For stove-side travelling cooks:
Morito by Sam & Sam Clark (Ebury 2014)
Intriguing but at the same time fairly simple Hispanic/North African recipes from the ‘Moro’ duo.
What to cook: squid ink rolls
Pizza, a slice of American history by Liz Barrett (Voyageur Press 2014)
a) I love the idea that you can be a ‘pizza journalist’. b) pizza is actually quite hard to make well at home c) she talks about the different types of pizza (New York Neopolitan style pizza; Chicago deep dish; Newhaven, thick Sicilian ‘grandma’ pizza; topping-heavy Californian) that exist in America. There are chapters devoted to the sauce, the cheese, the dough plus interviews with chefs and other pizza journalists. A fascinating read by an expert in their subject and while the photos and design leave something to be desired, this is a great gift for dads, pizza freaks, food anthropology students.
What to cook: St Louis style pizza, tomato pie
For hosts and hostesses:
Treat Petite by Fiona Pearce (Ivy Press 2014)
Beautifully designed little gift book with canapes and miniature versions of dishes, including a ‘life-size’ photo. I haven’t cooked anything from it yet, but I can see myself delving into this ahead of a party.
What to cook: miniature Victoria sponges, polka dot lemon shortbreads
Party-perfect bites by Milli Taylor (Ryland, Peters and Small 2014)

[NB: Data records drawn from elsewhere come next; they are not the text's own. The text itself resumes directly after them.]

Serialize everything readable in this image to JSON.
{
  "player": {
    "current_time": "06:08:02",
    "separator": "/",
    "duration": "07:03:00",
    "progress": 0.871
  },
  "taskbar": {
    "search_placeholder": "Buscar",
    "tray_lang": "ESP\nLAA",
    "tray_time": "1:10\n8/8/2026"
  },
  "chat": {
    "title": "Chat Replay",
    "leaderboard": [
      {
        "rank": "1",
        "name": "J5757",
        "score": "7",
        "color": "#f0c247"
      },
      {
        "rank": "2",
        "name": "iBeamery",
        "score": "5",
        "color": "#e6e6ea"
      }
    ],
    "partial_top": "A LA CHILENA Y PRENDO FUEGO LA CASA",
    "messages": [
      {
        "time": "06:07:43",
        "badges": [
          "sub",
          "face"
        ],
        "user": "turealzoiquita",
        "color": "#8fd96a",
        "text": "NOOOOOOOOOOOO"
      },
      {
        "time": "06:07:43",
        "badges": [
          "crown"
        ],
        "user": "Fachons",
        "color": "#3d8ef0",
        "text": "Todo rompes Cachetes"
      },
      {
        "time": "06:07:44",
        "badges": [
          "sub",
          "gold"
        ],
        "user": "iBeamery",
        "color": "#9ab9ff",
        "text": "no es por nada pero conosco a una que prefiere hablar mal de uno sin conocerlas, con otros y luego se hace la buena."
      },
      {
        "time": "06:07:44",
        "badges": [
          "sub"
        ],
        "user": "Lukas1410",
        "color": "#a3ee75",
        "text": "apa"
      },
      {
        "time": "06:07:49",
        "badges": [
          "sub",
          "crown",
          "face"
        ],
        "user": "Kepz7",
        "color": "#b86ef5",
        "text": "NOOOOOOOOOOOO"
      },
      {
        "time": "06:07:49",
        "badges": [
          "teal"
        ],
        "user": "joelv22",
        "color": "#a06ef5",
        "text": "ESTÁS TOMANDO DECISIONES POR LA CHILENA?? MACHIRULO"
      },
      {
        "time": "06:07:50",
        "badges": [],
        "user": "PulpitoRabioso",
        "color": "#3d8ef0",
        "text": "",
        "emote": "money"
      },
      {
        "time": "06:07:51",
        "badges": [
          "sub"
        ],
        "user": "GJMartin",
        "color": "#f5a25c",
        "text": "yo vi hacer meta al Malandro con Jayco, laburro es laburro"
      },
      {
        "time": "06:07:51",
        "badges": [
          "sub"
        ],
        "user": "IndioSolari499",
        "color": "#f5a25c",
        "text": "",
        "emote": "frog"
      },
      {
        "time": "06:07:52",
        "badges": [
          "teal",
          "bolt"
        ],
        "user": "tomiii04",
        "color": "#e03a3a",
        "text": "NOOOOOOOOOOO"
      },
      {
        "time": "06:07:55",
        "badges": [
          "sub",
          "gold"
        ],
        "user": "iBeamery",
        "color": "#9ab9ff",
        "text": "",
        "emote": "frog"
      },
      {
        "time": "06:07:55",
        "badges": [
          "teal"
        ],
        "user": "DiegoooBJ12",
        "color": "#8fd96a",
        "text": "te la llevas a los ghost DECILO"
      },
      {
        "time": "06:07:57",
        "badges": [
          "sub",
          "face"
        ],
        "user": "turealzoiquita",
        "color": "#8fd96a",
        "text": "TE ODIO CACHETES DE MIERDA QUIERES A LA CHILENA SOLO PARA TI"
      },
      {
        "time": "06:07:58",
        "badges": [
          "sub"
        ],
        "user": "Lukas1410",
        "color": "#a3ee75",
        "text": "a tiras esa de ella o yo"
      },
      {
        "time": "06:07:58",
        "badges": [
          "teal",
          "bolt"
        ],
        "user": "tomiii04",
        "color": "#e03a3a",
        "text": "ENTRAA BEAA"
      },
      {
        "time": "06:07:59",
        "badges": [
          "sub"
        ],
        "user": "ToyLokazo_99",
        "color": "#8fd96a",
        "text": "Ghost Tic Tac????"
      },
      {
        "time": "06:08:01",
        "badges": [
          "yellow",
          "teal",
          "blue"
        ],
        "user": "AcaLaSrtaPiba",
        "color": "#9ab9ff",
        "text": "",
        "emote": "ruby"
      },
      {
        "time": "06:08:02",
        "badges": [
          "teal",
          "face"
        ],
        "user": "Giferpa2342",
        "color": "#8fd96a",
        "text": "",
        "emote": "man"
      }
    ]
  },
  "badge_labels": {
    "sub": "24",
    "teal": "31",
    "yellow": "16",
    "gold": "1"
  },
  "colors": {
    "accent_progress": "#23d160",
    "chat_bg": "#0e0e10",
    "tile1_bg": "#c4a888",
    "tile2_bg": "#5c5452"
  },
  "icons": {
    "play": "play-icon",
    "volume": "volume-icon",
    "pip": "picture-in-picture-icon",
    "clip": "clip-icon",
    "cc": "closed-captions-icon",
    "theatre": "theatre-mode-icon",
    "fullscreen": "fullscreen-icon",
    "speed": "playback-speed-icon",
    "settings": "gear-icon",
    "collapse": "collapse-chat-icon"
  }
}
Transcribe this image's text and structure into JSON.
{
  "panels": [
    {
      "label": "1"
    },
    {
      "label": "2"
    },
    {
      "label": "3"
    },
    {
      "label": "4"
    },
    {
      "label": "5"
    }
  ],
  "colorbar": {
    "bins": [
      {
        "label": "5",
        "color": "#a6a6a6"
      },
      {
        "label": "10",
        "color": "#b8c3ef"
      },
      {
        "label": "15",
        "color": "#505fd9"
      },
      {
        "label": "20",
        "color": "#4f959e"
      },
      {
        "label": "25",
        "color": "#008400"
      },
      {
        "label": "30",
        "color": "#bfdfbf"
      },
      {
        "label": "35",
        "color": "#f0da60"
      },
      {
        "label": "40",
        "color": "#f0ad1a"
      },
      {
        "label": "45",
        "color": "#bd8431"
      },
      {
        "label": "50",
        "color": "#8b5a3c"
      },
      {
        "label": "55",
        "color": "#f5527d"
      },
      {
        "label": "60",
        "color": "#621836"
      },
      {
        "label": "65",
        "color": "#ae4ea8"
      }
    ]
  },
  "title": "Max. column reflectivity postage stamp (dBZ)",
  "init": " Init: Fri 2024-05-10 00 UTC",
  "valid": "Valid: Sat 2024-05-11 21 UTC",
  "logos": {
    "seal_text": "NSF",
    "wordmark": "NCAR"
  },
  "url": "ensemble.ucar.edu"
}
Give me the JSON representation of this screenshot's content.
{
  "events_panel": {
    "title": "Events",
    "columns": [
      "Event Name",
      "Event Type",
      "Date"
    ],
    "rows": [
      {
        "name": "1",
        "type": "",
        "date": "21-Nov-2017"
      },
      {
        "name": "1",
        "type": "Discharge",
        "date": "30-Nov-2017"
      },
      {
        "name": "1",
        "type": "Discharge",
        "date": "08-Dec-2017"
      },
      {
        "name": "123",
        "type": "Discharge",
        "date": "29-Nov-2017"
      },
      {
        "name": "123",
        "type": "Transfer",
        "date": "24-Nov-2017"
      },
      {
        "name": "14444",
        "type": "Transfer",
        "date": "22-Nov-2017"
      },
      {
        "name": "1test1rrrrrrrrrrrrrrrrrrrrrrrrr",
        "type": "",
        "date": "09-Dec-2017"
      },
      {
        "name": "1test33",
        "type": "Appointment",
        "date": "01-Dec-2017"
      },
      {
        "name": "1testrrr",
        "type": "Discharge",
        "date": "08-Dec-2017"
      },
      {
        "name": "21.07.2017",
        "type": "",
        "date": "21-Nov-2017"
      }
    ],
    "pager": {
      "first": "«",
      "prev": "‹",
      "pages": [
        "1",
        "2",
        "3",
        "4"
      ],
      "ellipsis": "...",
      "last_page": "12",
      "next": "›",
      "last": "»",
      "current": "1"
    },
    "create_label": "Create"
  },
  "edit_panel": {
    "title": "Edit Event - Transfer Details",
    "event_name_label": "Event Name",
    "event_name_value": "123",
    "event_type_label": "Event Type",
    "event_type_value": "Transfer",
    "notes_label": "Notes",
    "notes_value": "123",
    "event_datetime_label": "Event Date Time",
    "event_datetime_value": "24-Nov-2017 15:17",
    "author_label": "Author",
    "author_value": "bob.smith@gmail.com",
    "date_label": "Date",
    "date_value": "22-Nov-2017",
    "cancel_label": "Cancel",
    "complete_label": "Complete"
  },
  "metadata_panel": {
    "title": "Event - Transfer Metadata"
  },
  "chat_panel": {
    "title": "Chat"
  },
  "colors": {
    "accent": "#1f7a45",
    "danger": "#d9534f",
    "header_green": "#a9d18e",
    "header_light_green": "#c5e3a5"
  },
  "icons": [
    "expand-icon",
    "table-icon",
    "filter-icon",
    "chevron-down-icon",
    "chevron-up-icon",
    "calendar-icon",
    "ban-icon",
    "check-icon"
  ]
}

Again, a great book, with gorgeous photography, for inspirational ideas on what to make for parties. The book is divided into chapters based on regions such as India, Asia, North African, The Americas, Scandinavian, Mediterranean, dips and sweets so it’s very easy to find something appropriate to the occasion. Milli also does Secret tea parties, see her site here to book.
What to cook: borek, pani puri (dying to try these)
Natural Wine by Isabelle Legeron (Cico books 2014)
I’ve been on a couple of natural wine trips (Georgia, Slovenia) with Isabelle Legeron and so have seen up close how passionate and knowledgeable she is about natural wine. Therefore I was excited to see this well designed book explaining the history and provenance of natural wine. She divides wine into the classic sparkling, red, white and rose but also expounds upon ‘orange’ wine. She explains the difference between natural, organic and biodynamic wines. In the wine world natural wine is rather a controversial subject, it can be a rough and ready shock compared to the bland homogenised modern wine industry. Natural wine is like punk rock to the wine industry; young, uncultured and raw; like punk, its influence will filter through to the mainstream, no doubt.
Artisan Drinks by Lindy Wildsmith (Jacqui Small 2014)
Beautifully styled and photographed book. There are recipes for alcoholic and non-alcoholic drinks including cordials, shrubs, syrups, liqueurs, nogs, fizzes, sherbets, waters, beers, spritzes, digestifs, punches, cups, coolers, sodas, cocktails, infusions, tisanes and wines. Fascinating!
What to make: Venetian eggnog, May’s dandelion, ginger and liquorice beer. Everything!
For gardening cooks:
Kitchen Garden Experts by Cinead McTernan (Frances Lincoln 2014)
If I were to write a gardening and food book it wouldn’t be dissimilar to this lovely volume. There are visits to famous kitchen gardens such as that of The Ethicurean, Le Manoir aux Quat’Saisons (Raymond Blanc), The Pig hotel, River Cottage, L’enclume (Simon Rogan) to name but a few. This book is just as foodie as green-fingered so a great gift for cooks while giving advice on gardening. It’s also nicely illustrated with photographs with an easy-to-read lay-out.
What to cook: The George and Dragon’s baked gooseberries with lemon verbena icecream and flapjack, Skye Gyngells’ plum and almond flan
What books on food or drink have you bought this year? Any particular recommendations?